To capture good business requirements is not easy.
One of the hardest things to do well is capture business requirements. Why? Because most people go into solution mode and provide solution requirements, not requirements that articulate the business process.
Going into solution mode creates confusion about what is really required to fulfil the businesses need. In solution mode you also miss out on capturing the real fundamentals of the process you are wanting to replicate or replace.
Business Requirements should not be written by vendors. Why? Because they will write the requirements to match their particular system. Good salespeople will ALWAYS have the solution to meet your requirements, which is not a good outcome for the business.
But what sort of process works well to actually capture your requirements? The most beneficial process I’ve found begins with process maps, or people who use the process daily. Developing your requirements this way means you end up with actual requirements which are clear and easy for vendors to work with. They will thank you for the clarity and ease with with they are able to deliver what you want.
The 7 Steps to Capture Business Requirements are
1. Locate any existing process maps
Do you have your business process documented anywhere? Pull them out and do a quick review to see if they are current. Whilst capturing your requirements note the areas in your maps that will require an update. If not, then don’t worry, because in capturing your requirements you will be able to create them.
2. Whiteboard or Laptop
Make sure you have either a white board, or a laptop handy. I’ve found that either method works well in writing things down as you think of them. Both methods also easily allow you to revise areas that you’ve already captured as your thinking turns more to your requirements.
3. Subject Matter Expert (SME)
Ensure you have an SME or SME’s in the room who knows, understands, and uses the process. This is very important. It’s no good having someone defining your requirements if they don’t fully understand what the desired outcome is. Why would I expect a Director to tell me the detailed requirements for a system that Administrative staff will be using to capture client call information? Doesn’t make sense does it!
4. Take your time
Rushing to capture requirements is not worth it. You will inadvertently fall back into the trap of going into solution mode, which is very easy to do. I know from many experiences in working with the business that it is the normal way of thinking and not easy to shake off.
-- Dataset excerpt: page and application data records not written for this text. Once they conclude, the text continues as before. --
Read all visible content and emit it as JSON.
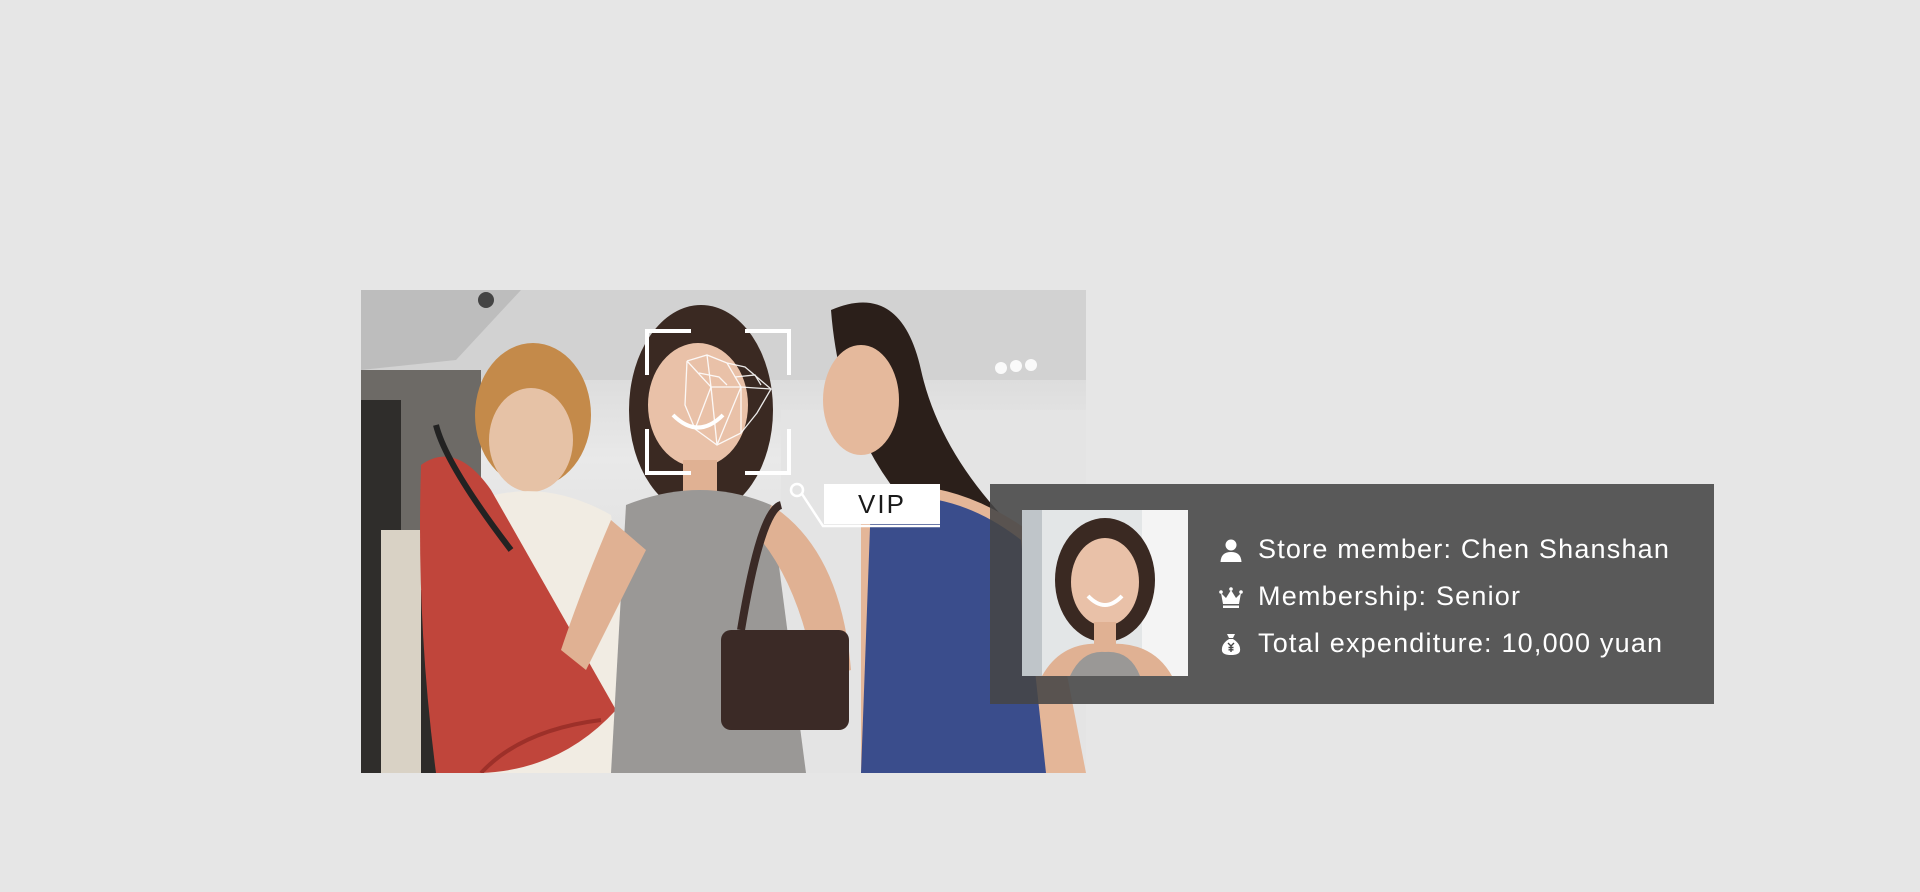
{
  "scene": {
    "vip_tag": "VIP"
  },
  "member_card": {
    "rows": [
      {
        "icon": "person-icon",
        "text": "Store member: Chen Shanshan"
      },
      {
        "icon": "crown-icon",
        "text": "Membership: Senior"
      },
      {
        "icon": "money-bag-icon",
        "text": "Total expenditure: 10,000 yuan"
      }
    ]
  },
  "colors": {
    "background": "#e6e6e6",
    "panel": "#464646",
    "panel_text": "#ffffff",
    "dress_red": "#c0453b",
    "top_blue": "#3a4d8c"
  }
}
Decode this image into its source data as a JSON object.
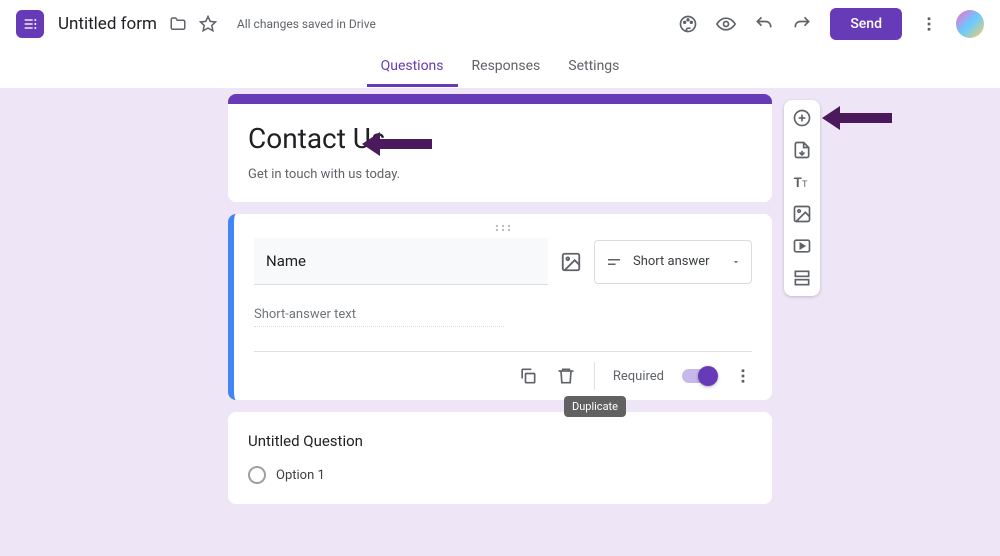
{
  "header": {
    "doc_title": "Untitled form",
    "save_status": "All changes saved in Drive",
    "send_label": "Send"
  },
  "tabs": {
    "questions": "Questions",
    "responses": "Responses",
    "settings": "Settings"
  },
  "form": {
    "title": "Contact Us",
    "description": "Get in touch with us today."
  },
  "question1": {
    "text": "Name",
    "placeholder_line": "Short-answer text",
    "type_label": "Short answer",
    "required_label": "Required",
    "required_on": true
  },
  "tooltip": {
    "duplicate": "Duplicate"
  },
  "question2": {
    "title": "Untitled Question",
    "option1": "Option 1"
  },
  "icons": {
    "logo": "forms-logo",
    "folder": "folder-icon",
    "star": "star-icon",
    "palette": "palette-icon",
    "preview": "eye-icon",
    "undo": "undo-icon",
    "redo": "redo-icon",
    "more": "more-vert-icon",
    "image": "image-icon",
    "short_answer": "short-answer-icon",
    "caret": "caret-down-icon",
    "copy": "copy-icon",
    "delete": "trash-icon",
    "more_q": "more-vert-icon",
    "add": "add-circle-icon",
    "import": "import-icon",
    "title_tool": "title-icon",
    "image_tool": "image-icon",
    "video_tool": "video-icon",
    "section_tool": "section-icon"
  }
}
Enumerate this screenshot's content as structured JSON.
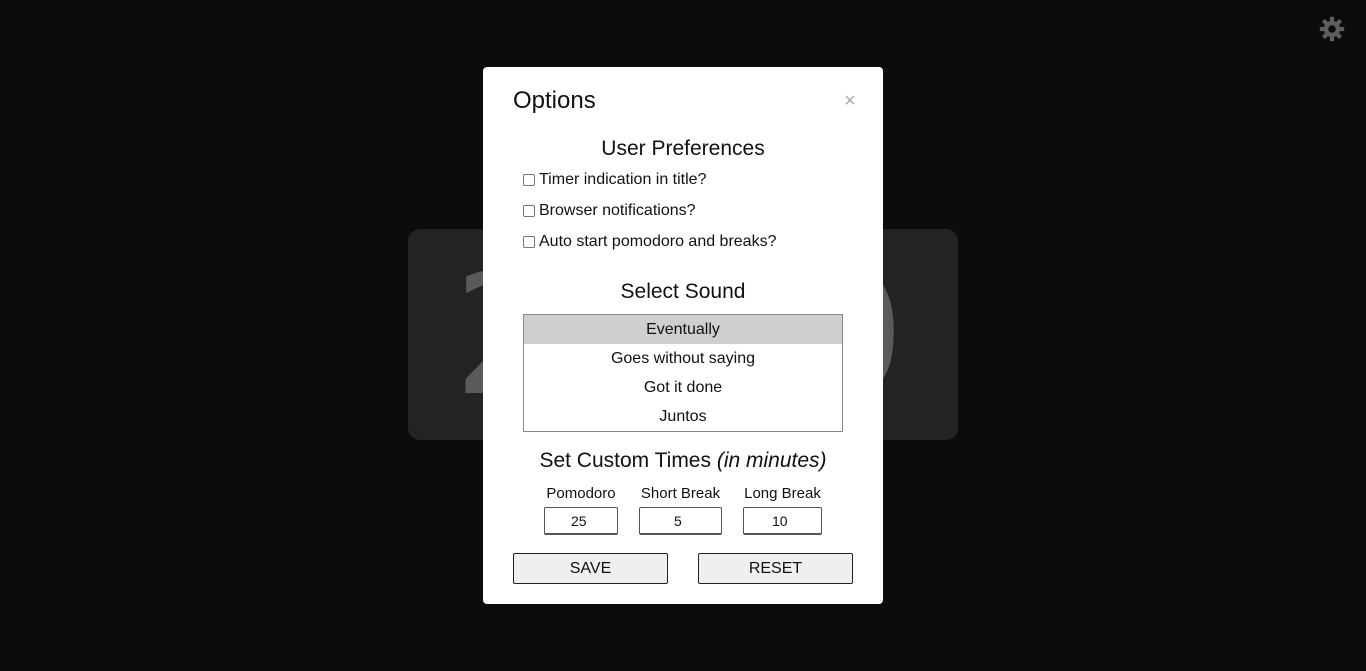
{
  "background": {
    "timer_digit_left": "2",
    "timer_digit_right": "0"
  },
  "settings_icon": "gear-icon",
  "modal": {
    "title": "Options",
    "close_glyph": "×",
    "preferences": {
      "title": "User Preferences",
      "items": [
        {
          "label": "Timer indication in title?",
          "checked": false
        },
        {
          "label": "Browser notifications?",
          "checked": false
        },
        {
          "label": "Auto start pomodoro and breaks?",
          "checked": false
        }
      ]
    },
    "sound": {
      "title": "Select Sound",
      "options": [
        "Eventually",
        "Goes without saying",
        "Got it done",
        "Juntos"
      ],
      "selected": "Eventually"
    },
    "custom_times": {
      "title": "Set Custom Times",
      "subtitle": "(in minutes)",
      "fields": [
        {
          "label": "Pomodoro",
          "value": "25"
        },
        {
          "label": "Short Break",
          "value": "5"
        },
        {
          "label": "Long Break",
          "value": "10"
        }
      ]
    },
    "save_label": "SAVE",
    "reset_label": "RESET"
  },
  "colors": {
    "page_background": "#0c0c0c",
    "timer_card": "#232323",
    "selected_option": "#cfcfcf"
  }
}
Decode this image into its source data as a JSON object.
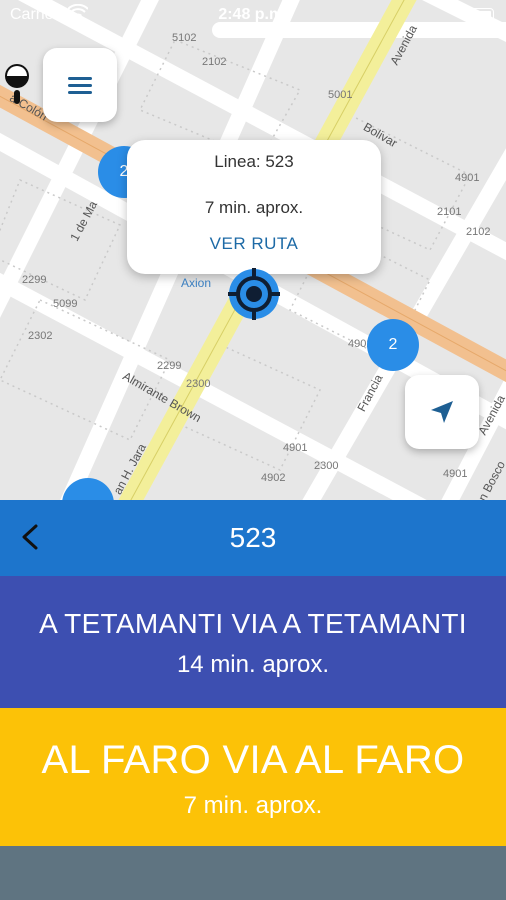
{
  "status_bar": {
    "carrier": "Carrier",
    "time": "2:48 p.m."
  },
  "map": {
    "popup": {
      "line": "Linea: 523",
      "eta": "7 min. aprox.",
      "link": "VER RUTA"
    },
    "poi": "Axion",
    "clusters": [
      "2",
      "2"
    ],
    "street_labels": [
      "Avenida",
      "Bolivar",
      "1 de Ma",
      "Almirante Brown",
      "Francia",
      "Avenida",
      "an H. Jara",
      "n Bosco",
      "a Colón"
    ],
    "block_numbers": [
      "5102",
      "2102",
      "5001",
      "4901",
      "2101",
      "2102",
      "2299",
      "5099",
      "2302",
      "2299",
      "2300",
      "4902",
      "4901",
      "2300",
      "4902",
      "4901"
    ],
    "icons": {
      "menu": "hamburger-menu-icon",
      "locate": "navigation-arrow-icon",
      "target": "crosshair-target-icon"
    }
  },
  "route": {
    "title": "523",
    "back_icon": "chevron-left-icon",
    "destinations": [
      {
        "name": "A TETAMANTI VIA A TETAMANTI",
        "time": "14 min. aprox.",
        "color": "#3d4fb1"
      },
      {
        "name": "AL FARO VIA AL FARO",
        "time": "7 min. aprox.",
        "color": "#fcc207"
      }
    ],
    "header_color": "#1d75cc"
  }
}
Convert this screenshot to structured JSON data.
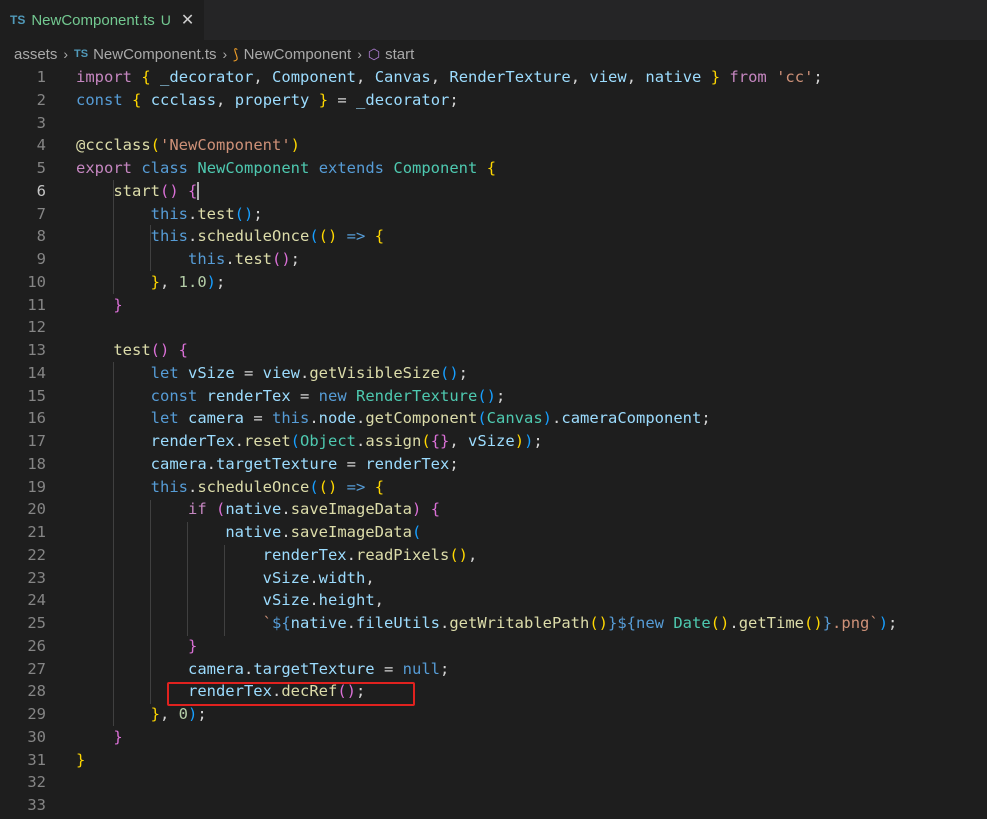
{
  "tab": {
    "lang": "TS",
    "filename": "NewComponent.ts",
    "status": "U"
  },
  "breadcrumb": {
    "folder": "assets",
    "file_lang": "TS",
    "file": "NewComponent.ts",
    "class": "NewComponent",
    "method": "start"
  },
  "icons": {
    "close": "close-icon",
    "class": "class-icon",
    "method": "method-icon",
    "chevron": "chevron-right-icon"
  },
  "colors": {
    "highlight_box": "#e0221f",
    "tab_name": "#73c991",
    "background": "#1e1e1e"
  },
  "editor": {
    "active_line": 6,
    "highlighted_line": 28,
    "line_numbers": [
      "1",
      "2",
      "3",
      "4",
      "5",
      "6",
      "7",
      "8",
      "9",
      "10",
      "11",
      "12",
      "13",
      "14",
      "15",
      "16",
      "17",
      "18",
      "19",
      "20",
      "21",
      "22",
      "23",
      "24",
      "25",
      "26",
      "27",
      "28",
      "29",
      "30",
      "31",
      "32",
      "33"
    ],
    "lines": [
      [
        [
          "c",
          "import"
        ],
        [
          "p",
          " "
        ],
        [
          "b1",
          "{"
        ],
        [
          "p",
          " "
        ],
        [
          "v",
          "_decorator"
        ],
        [
          "p",
          ", "
        ],
        [
          "v",
          "Component"
        ],
        [
          "p",
          ", "
        ],
        [
          "v",
          "Canvas"
        ],
        [
          "p",
          ", "
        ],
        [
          "v",
          "RenderTexture"
        ],
        [
          "p",
          ", "
        ],
        [
          "v",
          "view"
        ],
        [
          "p",
          ", "
        ],
        [
          "v",
          "native"
        ],
        [
          "p",
          " "
        ],
        [
          "b1",
          "}"
        ],
        [
          "p",
          " "
        ],
        [
          "c",
          "from"
        ],
        [
          "p",
          " "
        ],
        [
          "s",
          "'cc'"
        ],
        [
          "p",
          ";"
        ]
      ],
      [
        [
          "k",
          "const"
        ],
        [
          "p",
          " "
        ],
        [
          "b1",
          "{"
        ],
        [
          "p",
          " "
        ],
        [
          "v",
          "ccclass"
        ],
        [
          "p",
          ", "
        ],
        [
          "v",
          "property"
        ],
        [
          "p",
          " "
        ],
        [
          "b1",
          "}"
        ],
        [
          "p",
          " = "
        ],
        [
          "v",
          "_decorator"
        ],
        [
          "p",
          ";"
        ]
      ],
      [],
      [
        [
          "f",
          "@ccclass"
        ],
        [
          "b1",
          "("
        ],
        [
          "s",
          "'NewComponent'"
        ],
        [
          "b1",
          ")"
        ]
      ],
      [
        [
          "c",
          "export"
        ],
        [
          "p",
          " "
        ],
        [
          "k",
          "class"
        ],
        [
          "p",
          " "
        ],
        [
          "t",
          "NewComponent"
        ],
        [
          "p",
          " "
        ],
        [
          "k",
          "extends"
        ],
        [
          "p",
          " "
        ],
        [
          "t",
          "Component"
        ],
        [
          "p",
          " "
        ],
        [
          "b1",
          "{"
        ]
      ],
      [
        [
          "p",
          "    "
        ],
        [
          "f",
          "start"
        ],
        [
          "b2",
          "()"
        ],
        [
          "p",
          " "
        ],
        [
          "b2",
          "{"
        ],
        [
          "cursor",
          ""
        ]
      ],
      [
        [
          "p",
          "        "
        ],
        [
          "k",
          "this"
        ],
        [
          "p",
          "."
        ],
        [
          "f",
          "test"
        ],
        [
          "b3",
          "()"
        ],
        [
          "p",
          ";"
        ]
      ],
      [
        [
          "p",
          "        "
        ],
        [
          "k",
          "this"
        ],
        [
          "p",
          "."
        ],
        [
          "f",
          "scheduleOnce"
        ],
        [
          "b3",
          "("
        ],
        [
          "b1",
          "()"
        ],
        [
          "p",
          " "
        ],
        [
          "k",
          "=>"
        ],
        [
          "p",
          " "
        ],
        [
          "b1",
          "{"
        ]
      ],
      [
        [
          "p",
          "            "
        ],
        [
          "k",
          "this"
        ],
        [
          "p",
          "."
        ],
        [
          "f",
          "test"
        ],
        [
          "b2",
          "()"
        ],
        [
          "p",
          ";"
        ]
      ],
      [
        [
          "p",
          "        "
        ],
        [
          "b1",
          "}"
        ],
        [
          "p",
          ", "
        ],
        [
          "n",
          "1.0"
        ],
        [
          "b3",
          ")"
        ],
        [
          "p",
          ";"
        ]
      ],
      [
        [
          "p",
          "    "
        ],
        [
          "b2",
          "}"
        ]
      ],
      [],
      [
        [
          "p",
          "    "
        ],
        [
          "f",
          "test"
        ],
        [
          "b2",
          "()"
        ],
        [
          "p",
          " "
        ],
        [
          "b2",
          "{"
        ]
      ],
      [
        [
          "p",
          "        "
        ],
        [
          "k",
          "let"
        ],
        [
          "p",
          " "
        ],
        [
          "v",
          "vSize"
        ],
        [
          "p",
          " = "
        ],
        [
          "v",
          "view"
        ],
        [
          "p",
          "."
        ],
        [
          "f",
          "getVisibleSize"
        ],
        [
          "b3",
          "()"
        ],
        [
          "p",
          ";"
        ]
      ],
      [
        [
          "p",
          "        "
        ],
        [
          "k",
          "const"
        ],
        [
          "p",
          " "
        ],
        [
          "v",
          "renderTex"
        ],
        [
          "p",
          " = "
        ],
        [
          "k",
          "new"
        ],
        [
          "p",
          " "
        ],
        [
          "t",
          "RenderTexture"
        ],
        [
          "b3",
          "()"
        ],
        [
          "p",
          ";"
        ]
      ],
      [
        [
          "p",
          "        "
        ],
        [
          "k",
          "let"
        ],
        [
          "p",
          " "
        ],
        [
          "v",
          "camera"
        ],
        [
          "p",
          " = "
        ],
        [
          "k",
          "this"
        ],
        [
          "p",
          "."
        ],
        [
          "v",
          "node"
        ],
        [
          "p",
          "."
        ],
        [
          "f",
          "getComponent"
        ],
        [
          "b3",
          "("
        ],
        [
          "t",
          "Canvas"
        ],
        [
          "b3",
          ")"
        ],
        [
          "p",
          "."
        ],
        [
          "v",
          "cameraComponent"
        ],
        [
          "p",
          ";"
        ]
      ],
      [
        [
          "p",
          "        "
        ],
        [
          "v",
          "renderTex"
        ],
        [
          "p",
          "."
        ],
        [
          "f",
          "reset"
        ],
        [
          "b3",
          "("
        ],
        [
          "t",
          "Object"
        ],
        [
          "p",
          "."
        ],
        [
          "f",
          "assign"
        ],
        [
          "b1",
          "("
        ],
        [
          "b2",
          "{}"
        ],
        [
          "p",
          ", "
        ],
        [
          "v",
          "vSize"
        ],
        [
          "b1",
          ")"
        ],
        [
          "b3",
          ")"
        ],
        [
          "p",
          ";"
        ]
      ],
      [
        [
          "p",
          "        "
        ],
        [
          "v",
          "camera"
        ],
        [
          "p",
          "."
        ],
        [
          "v",
          "targetTexture"
        ],
        [
          "p",
          " = "
        ],
        [
          "v",
          "renderTex"
        ],
        [
          "p",
          ";"
        ]
      ],
      [
        [
          "p",
          "        "
        ],
        [
          "k",
          "this"
        ],
        [
          "p",
          "."
        ],
        [
          "f",
          "scheduleOnce"
        ],
        [
          "b3",
          "("
        ],
        [
          "b1",
          "()"
        ],
        [
          "p",
          " "
        ],
        [
          "k",
          "=>"
        ],
        [
          "p",
          " "
        ],
        [
          "b1",
          "{"
        ]
      ],
      [
        [
          "p",
          "            "
        ],
        [
          "c",
          "if"
        ],
        [
          "p",
          " "
        ],
        [
          "b2",
          "("
        ],
        [
          "v",
          "native"
        ],
        [
          "p",
          "."
        ],
        [
          "f",
          "saveImageData"
        ],
        [
          "b2",
          ")"
        ],
        [
          "p",
          " "
        ],
        [
          "b2",
          "{"
        ]
      ],
      [
        [
          "p",
          "                "
        ],
        [
          "v",
          "native"
        ],
        [
          "p",
          "."
        ],
        [
          "f",
          "saveImageData"
        ],
        [
          "b3",
          "("
        ]
      ],
      [
        [
          "p",
          "                    "
        ],
        [
          "v",
          "renderTex"
        ],
        [
          "p",
          "."
        ],
        [
          "f",
          "readPixels"
        ],
        [
          "b1",
          "()"
        ],
        [
          "p",
          ","
        ]
      ],
      [
        [
          "p",
          "                    "
        ],
        [
          "v",
          "vSize"
        ],
        [
          "p",
          "."
        ],
        [
          "v",
          "width"
        ],
        [
          "p",
          ","
        ]
      ],
      [
        [
          "p",
          "                    "
        ],
        [
          "v",
          "vSize"
        ],
        [
          "p",
          "."
        ],
        [
          "v",
          "height"
        ],
        [
          "p",
          ","
        ]
      ],
      [
        [
          "p",
          "                    "
        ],
        [
          "s",
          "`"
        ],
        [
          "k",
          "${"
        ],
        [
          "v",
          "native"
        ],
        [
          "p",
          "."
        ],
        [
          "v",
          "fileUtils"
        ],
        [
          "p",
          "."
        ],
        [
          "f",
          "getWritablePath"
        ],
        [
          "b1",
          "()"
        ],
        [
          "k",
          "}${"
        ],
        [
          "k",
          "new"
        ],
        [
          "p",
          " "
        ],
        [
          "t",
          "Date"
        ],
        [
          "b1",
          "()"
        ],
        [
          "p",
          "."
        ],
        [
          "f",
          "getTime"
        ],
        [
          "b1",
          "()"
        ],
        [
          "k",
          "}"
        ],
        [
          "s",
          ".png`"
        ],
        [
          "b3",
          ")"
        ],
        [
          "p",
          ";"
        ]
      ],
      [
        [
          "p",
          "            "
        ],
        [
          "b2",
          "}"
        ]
      ],
      [
        [
          "p",
          "            "
        ],
        [
          "v",
          "camera"
        ],
        [
          "p",
          "."
        ],
        [
          "v",
          "targetTexture"
        ],
        [
          "p",
          " = "
        ],
        [
          "k",
          "null"
        ],
        [
          "p",
          ";"
        ]
      ],
      [
        [
          "p",
          "            "
        ],
        [
          "v",
          "renderTex"
        ],
        [
          "p",
          "."
        ],
        [
          "f",
          "decRef"
        ],
        [
          "b2",
          "()"
        ],
        [
          "p",
          ";"
        ]
      ],
      [
        [
          "p",
          "        "
        ],
        [
          "b1",
          "}"
        ],
        [
          "p",
          ", "
        ],
        [
          "n",
          "0"
        ],
        [
          "b3",
          ")"
        ],
        [
          "p",
          ";"
        ]
      ],
      [
        [
          "p",
          "    "
        ],
        [
          "b2",
          "}"
        ]
      ],
      [
        [
          "b1",
          "}"
        ]
      ],
      [],
      []
    ]
  }
}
If you come from this base you’ll miss some of the smaller and more important details which mean that your system is ‘not quite right’ or ‘not quite fit for purpose’ which is a shame and defeats the purpose of spending the time on requirements gathering.
5. Start with high level requirements
Now start at the high level and capture your requirements. To do this your statements would be something like:
- the ability to capture client information
- You don’t need to detail what type of information needs to be captured at this point. That will be covered in the high level requirements.
- the ability to capture requests for quotes
- The details of what needs to be captured in order to have this information will be covered within your high level requirements.
- the ability to report on number of requests for quotes received.
- What you want in your report will be spelled out specifically in the detailed requirements that you’re create next.
You can see that by starting with these high level statements you are starting to capture the nature of your requirements and this creates a starting point to then take each of these statements and delve into the detail of what that actually means from a system perspective.
6. Create a more efficient process as you go
You may be surprised that even in this first gathering process, how much additional information you find out about what it is that you really need. Forget about existing systems, and in a way even your process. Think outside the box about the possibilities of making the process that you’re looking at as efficient as possible. Are there steps in your current process which could be streamlined by the use of a system?
Can you combine steps and capture more information in the first step to make things easier later on. Aim high. You will have the ability to determine through this process the ‘must have’ items and those that are ‘nice to have’ and that may have to wait until a later version or iteration of your system. This improvements process is a side benefit of creating detailed and well thought out business requirements.
7. Circulate your first draft
Document the information gathered and then circulate it to the stakeholders and SME’s involved. Give them a day or so to review these initial requirements. You are sure to find other items that come up and need to be added, or statements that can be refined. Once you have a reviewed/revised list you are now ready to delve into the detail.
Here’s how to capture your detailed business requirements.